(a) not served upon him; or
(b) not served upon him in time; or
(c) served upon him in an improper manner:
Provided that nothing contained in this section shall apply where the assessee had raised such objection before the completion of such assessment or reassessment.”
Even if the provision does not carry a non-obstante clause, since section 292BB is a provision of general application, it would be applicable in all situations; but only in so far as it proclaims to operate. Section 292BB of the Act, read in the context of several provisions of the Act which mandatorily require notices to be issued in divers situations, cannot be said to have dispensed with the issuance of such notices altogether. Section 292BB must be understood to cure any defect in the service of the notice and not authorise the dispensation of a notice when the appropriate interpretation of a provision makes the notice provided for thereunder to be mandatory or indispensable.
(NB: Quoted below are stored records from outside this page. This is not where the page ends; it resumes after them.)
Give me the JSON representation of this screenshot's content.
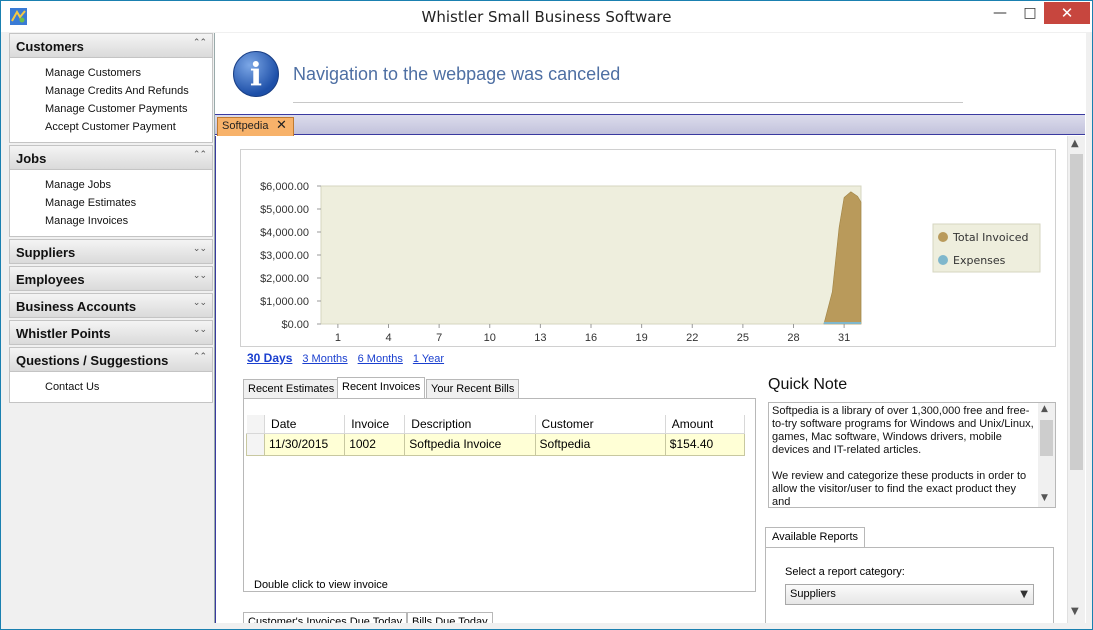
{
  "window": {
    "title": "Whistler Small  Business Software"
  },
  "sidebar": {
    "groups": [
      {
        "title": "Customers",
        "items": [
          "Manage Customers",
          "Manage Credits And Refunds",
          "Manage Customer Payments",
          "Accept Customer Payment"
        ]
      },
      {
        "title": "Jobs",
        "items": [
          "Manage Jobs",
          "Manage Estimates",
          "Manage Invoices"
        ]
      },
      {
        "title": "Suppliers",
        "items": []
      },
      {
        "title": "Employees",
        "items": []
      },
      {
        "title": "Business Accounts",
        "items": []
      },
      {
        "title": "Whistler Points",
        "items": []
      },
      {
        "title": "Questions / Suggestions",
        "items": [
          "Contact Us"
        ]
      }
    ]
  },
  "navigation": {
    "message": "Navigation to the webpage was canceled"
  },
  "doc_tab": {
    "label": "Softpedia",
    "close": "✕"
  },
  "chart_data": {
    "type": "area",
    "x_ticks": [
      "1",
      "4",
      "7",
      "10",
      "13",
      "16",
      "19",
      "22",
      "25",
      "28",
      "31"
    ],
    "y_ticks": [
      "$0.00",
      "$1,000.00",
      "$2,000.00",
      "$3,000.00",
      "$4,000.00",
      "$5,000.00",
      "$6,000.00"
    ],
    "ylim": [
      0,
      6000
    ],
    "xlim": [
      0,
      32
    ],
    "series": [
      {
        "name": "Total Invoiced",
        "color": "#b99a5b",
        "points": [
          [
            29.8,
            0
          ],
          [
            30.3,
            1400
          ],
          [
            30.7,
            4200
          ],
          [
            31.0,
            5500
          ],
          [
            31.4,
            5750
          ],
          [
            31.8,
            5550
          ],
          [
            32.0,
            5300
          ]
        ]
      },
      {
        "name": "Expenses",
        "color": "#7fb7cc",
        "points": [
          [
            29.8,
            0
          ],
          [
            32.0,
            0
          ]
        ]
      }
    ],
    "legend_position": "right",
    "grid": false
  },
  "range_links": [
    {
      "label": "30 Days",
      "active": true
    },
    {
      "label": "3 Months",
      "active": false
    },
    {
      "label": "6 Months",
      "active": false
    },
    {
      "label": "1 Year",
      "active": false
    }
  ],
  "invoice_tabs": [
    "Recent Estimates",
    "Recent Invoices",
    "Your Recent Bills"
  ],
  "invoice_grid": {
    "columns": [
      "Date",
      "Invoice",
      "Description",
      "Customer",
      "Amount"
    ],
    "rows": [
      [
        "11/30/2015",
        "1002",
        "Softpedia Invoice",
        "Softpedia",
        "$154.40"
      ]
    ],
    "hint": "Double click to view invoice"
  },
  "bottom_tabs": [
    "Customer's Invoices Due Today",
    "Bills Due Today"
  ],
  "quick_note": {
    "title": "Quick Note",
    "paragraphs": [
      "Softpedia is a library of over 1,300,000 free and free-to-try software programs for Windows and Unix/Linux, games, Mac software, Windows drivers, mobile devices and IT-related articles.",
      "We review and categorize these products in order to allow the visitor/user to find the exact product they and"
    ]
  },
  "reports": {
    "tab": "Available Reports",
    "label": "Select a report category:",
    "selected": "Suppliers"
  }
}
This is not a case where the assessing officer says that a notice had been issued and there is a contradiction thereof by the assessee. It is evident that the assessee carried the objection before the Commissioner (Appeals) and the Commissioner brushed aside the objection on the ground that it was a technicality without addressing the issue or applying his mind to such aspect of the matter. Further, it is evident from the order impugned passed by the Appellate Tribunal that no notice under section 143(2) of the Act had, in fact, been issued in this case. In such a situation, where a notice that is mandatorily required to be issued is found not to have been issued, section 292BB of the Act has no manner of operation.
The two substantial questions of law are answered accordingly as follows :–
(1) If the time for issuance of the notice under section 143(2) of the Act has expired or the time for completing the reassessment proceedings under section 153(2) of the Act has run out, the failure to issue such notice under section 143(2) of the Act would result in the entire proceedings, including any order of assessment, to be quashed.
(2) Section 292BB of the Act does not dispense with the issuance of any notice that is mandated to be issued under the Act, but merely cures the defect of service of such notice if an objection in such regard is not taken before the completion of the assessment or reassessment. In addition, it is held that in the light of the Supreme Court dictum in Hotel Blue Moon, the view expressed in Humboldt Wedag India Pvt. Ltd. is per incuriam and, as such, not good law.
ITAT No. 152 of 2015 and GA No. 3671 of 2015 are disposed of.
There will be no order as to costs.